One of the headlining features of v50 is something Meta is calling ‘Direct Touch’, which lets you tap and swipe through the Home UI. Simply ‘touch’ the tile and manipulate the menu like you would on a phone or tablet, Meta says, something that sounds a little more natural than pinching tiles from a distance in mid-air.

Meta says in a blog post that Direct Touch brings Quest “closer to that more intuitive hands-on future” that it hoped to bring when it first integrated optical hand tracking in 2019. Check out how it works in the gif below:

“We’ve reworked the Meta Quest UI so that—once you enable Direct Touch—you can tap buttons with your index finger to adjust your Settings or select a game from your library, quickly type out messages on the virtual keyboard, and more,” Meta says.

You can opt-in by navigating to the ‘Experimental Settings’ tab in-headset and turning on the ‘Direct Touch’ toggle, of course provided v50 has already rolled out to your device.

Meta’s v50 update also includes a new Quest 2 feature previously exclusive to Quest Pro: in-game multitasking. This lets you navigate to 2D apps, such as a browser, without closing the VR app you currently have open. Effectively, this means you can stay in-headset while you browse game walkthroughs, check your email, or whatever else you can do in a 2D app, all while still in-game.

As for Quest Pro, Meta says v50 has also reduced the amount of time it takes for tracking to initialize on the Meta Quest Touch Pro controllers—something oft lamented by early adopters due to the controllers’ inside-out tracking capabilities, which need to find their bearings in the room first.

Meanwhile, v50 marks the last time Meta is shipping new features to Quest 1. The company says in the release notes that while Quest 1 owners will be able to use their headsets beyond 2024, users will no longer be able to create or join a party; Quest 1 users who currently have access to Meta Horizon Home social features will lose access to these features on March 5, 2023—which means you also won’t be able to invite others to your Home or visit someone else’s Home.

With Quest 1 seemingly in the dustbin, Meta appears to be focusing on unifying some of the feature sets between Quest 2 and Quest Pro while polishing the software experience before the release of its next headset, Quest 3.

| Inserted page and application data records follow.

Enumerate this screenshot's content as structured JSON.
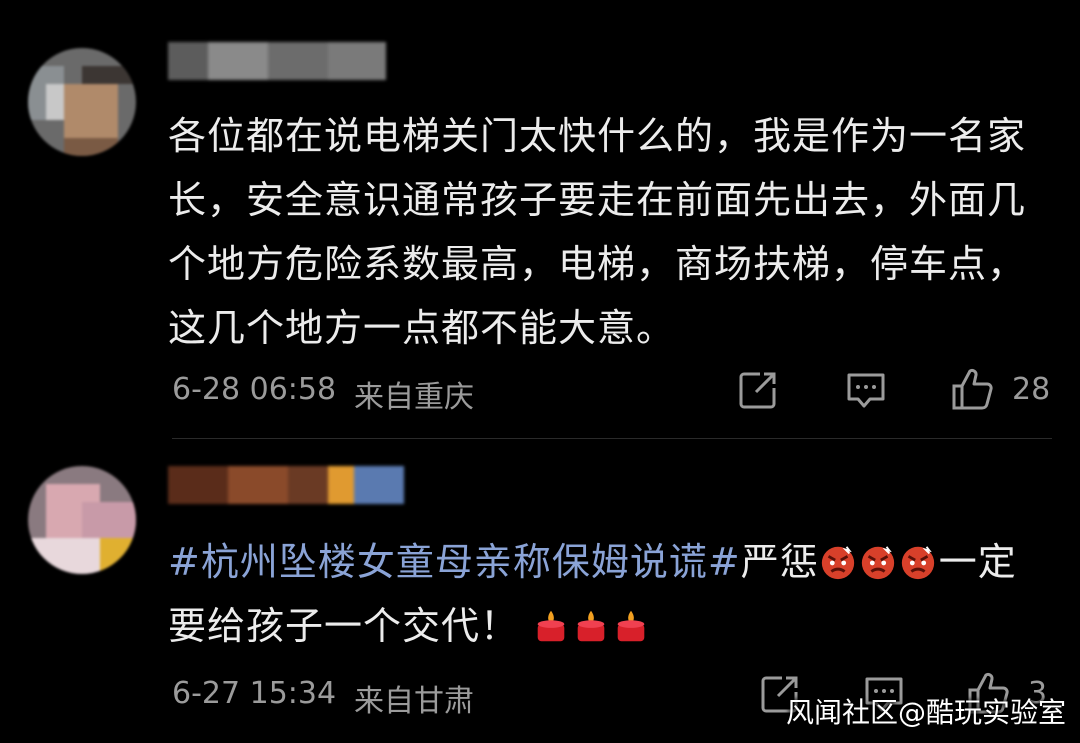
{
  "comments": [
    {
      "text": "各位都在说电梯关门太快什么的，我是作为一名家长，安全意识通常孩子要走在前面先出去，外面几个地方危险系数最高，电梯，商场扶梯，停车点，这几个地方一点都不能大意。",
      "time": "6-28 06:58",
      "location": "来自重庆",
      "likes": "28"
    },
    {
      "hashtag": "#杭州坠楼女童母亲称保姆说谎#",
      "text_a": "严惩",
      "text_b": "一定要给孩子一个交代！",
      "time": "6-27 15:34",
      "location": "来自甘肃",
      "likes": "3"
    }
  ],
  "icons": {
    "share": "share-icon",
    "comment": "comment-icon",
    "like": "thumbs-up-icon",
    "angry_emoji": "angry-face-icon",
    "candle_emoji": "candle-icon"
  },
  "watermark": "风闻社区@酷玩实验室",
  "colors": {
    "background": "#000000",
    "hashtag": "#8aa3d6",
    "meta": "#9b9b9b"
  }
}
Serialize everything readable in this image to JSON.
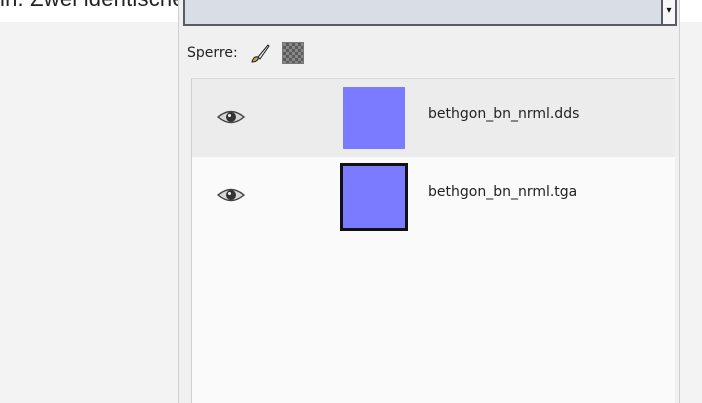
{
  "caption": {
    "text": "in. Zwei identische Ebenen. Die neue benennt ihr in statt in"
  },
  "layers_panel": {
    "combo_arrow": "▾",
    "lock": {
      "label": "Sperre:",
      "icons": [
        "paintbrush-icon",
        "alpha-checker-icon"
      ]
    },
    "layers": [
      {
        "name": "bethgon_bn_nrml.dds",
        "visible": true,
        "visibility_icon": "eye-icon",
        "thumbnail_color": "#7b7bff",
        "selected": false,
        "highlighted": true
      },
      {
        "name": "bethgon_bn_nrml.tga",
        "visible": true,
        "visibility_icon": "eye-icon",
        "thumbnail_color": "#7b7bff",
        "selected": true,
        "highlighted": false
      }
    ]
  },
  "colors": {
    "combo_fill": "#d9dde6",
    "row_highlight": "#ececec",
    "list_background": "#fafafa"
  }
}
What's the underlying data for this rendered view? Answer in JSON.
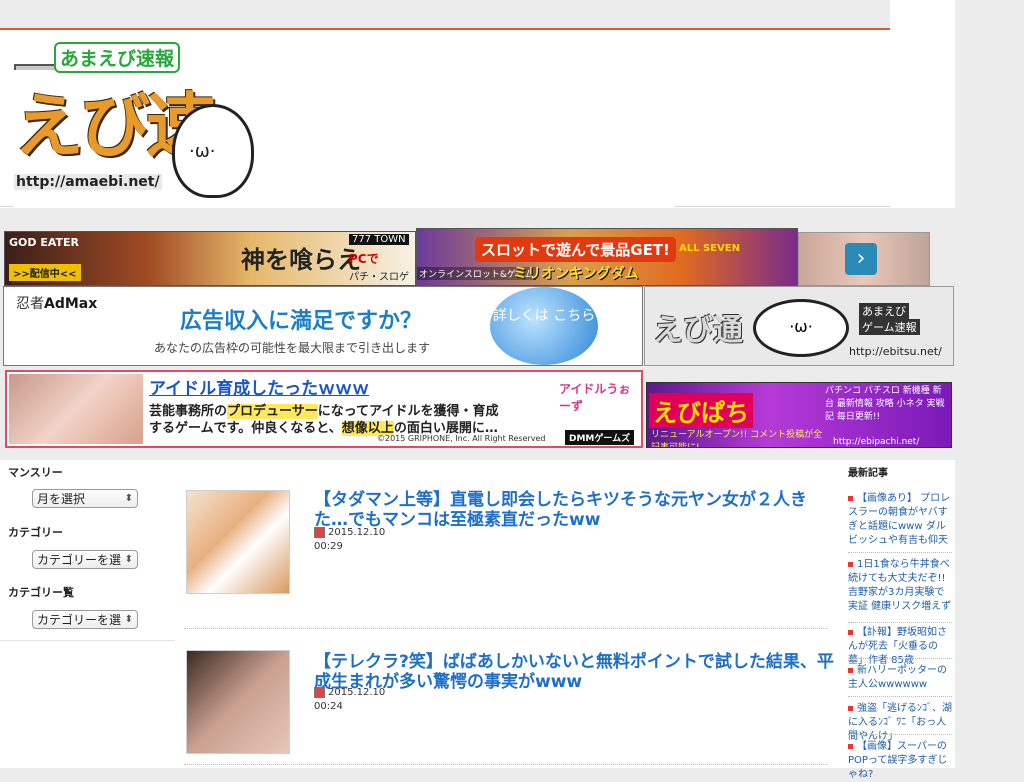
{
  "header": {
    "logo_sub": "あまえび速報",
    "logo_main": "えび速",
    "logo_face": "·ω·",
    "logo_url": "http://amaebi.net/"
  },
  "banners": {
    "godeater": {
      "title": "GOD EATER",
      "status": ">>配信中<<",
      "kami": "神を喰らえ",
      "town": "777 TOWN",
      "pc": "PCで",
      "pachi": "パチ・スロゲーム"
    },
    "slot": {
      "headline": "スロットで遊んで景品GET!",
      "sub": "オンラインスロット&ゲーム",
      "name": "ミリオンキングダム",
      "seven": "ALL SEVEN"
    },
    "next_arrow": "›",
    "admax": {
      "brand_pre": "忍者",
      "brand": "AdMax",
      "question": "広告収入に満足ですか？",
      "desc": "あなたの広告枠の可能性を最大限まで引き出します",
      "cta": "詳しくは こちら"
    },
    "ebitsu": {
      "name": "えび通",
      "face": "·ω·",
      "line1": "あまえび",
      "line2": "ゲーム速報",
      "url": "http://ebitsu.net/"
    },
    "idol": {
      "title": "アイドル育成したったｗｗｗ",
      "line1_a": "芸能事務所の",
      "line1_b": "プロデューサー",
      "line1_c": "になってアイドルを獲得・育成",
      "line2_a": "するゲームです。仲良くなると、",
      "line2_b": "想像以上",
      "line2_c": "の面白い展開に…",
      "copyright": "©2015 GRIPHONE, Inc. All Right Reserved",
      "brand": "DMMゲームズ",
      "logo": "アイドルうぉーず"
    },
    "ebipachi": {
      "name": "えびぱち",
      "menu": "パチンコ パチスロ 新機種 新台 最新情報 攻略 小ネタ 実戦記 毎日更新!!",
      "renewal": "リニューアルオープン!! コメント投稿が全記事可能に!",
      "url": "http://ebipachi.net/"
    }
  },
  "left_sidebar": {
    "monthly_heading": "マンスリー",
    "monthly_select": "月を選択",
    "category_heading": "カテゴリー",
    "category_select": "カテゴリーを選",
    "category_list_heading": "カテゴリー覧",
    "category_list_select": "カテゴリーを選"
  },
  "posts": [
    {
      "title": "【タダマン上等】直電し即会したらキツそうな元ヤン女が２人きた…でもマンコは至極素直だったww",
      "date": "2015.12.10",
      "time": "00:29"
    },
    {
      "title": "【テレクラ?笑】ばばあしかいないと無料ポイントで試した結果、平成生まれが多い驚愕の事実がwww",
      "date": "2015.12.10",
      "time": "00:24"
    }
  ],
  "right_sidebar": {
    "heading": "最新記事",
    "items": [
      "【画像あり】 プロレスラーの朝食がヤバすぎと話題にwww ダルビッシュや有吉も仰天",
      "1日1食なら牛丼食べ続けても大丈夫だぞ!! 吉野家が3カ月実験で実証 健康リスク増えず",
      "【訃報】野坂昭如さんが死去「火垂るの墓」作者 85歳",
      "新ハリーポッターの主人公wwwwww",
      "強盗「逃げるﾝｺﾞ、湖に入るﾝｺﾞ ﾜﾆ「おっ人間やんけ」",
      "【画像】スーパーのPOPって誤字多すぎじゃね?"
    ]
  },
  "colors": {
    "accent": "#e8572a",
    "link": "#1f6fc9",
    "title_link": "#1a55c8"
  }
}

Earlier this month, Meta affirmed plans to release a Quest 3 headset at some point this year, something the company calls a mixed reality headset, inviting comparisons to Quest Pro—albeit without the face-tracking of the latter due to its relative cost, Meta says.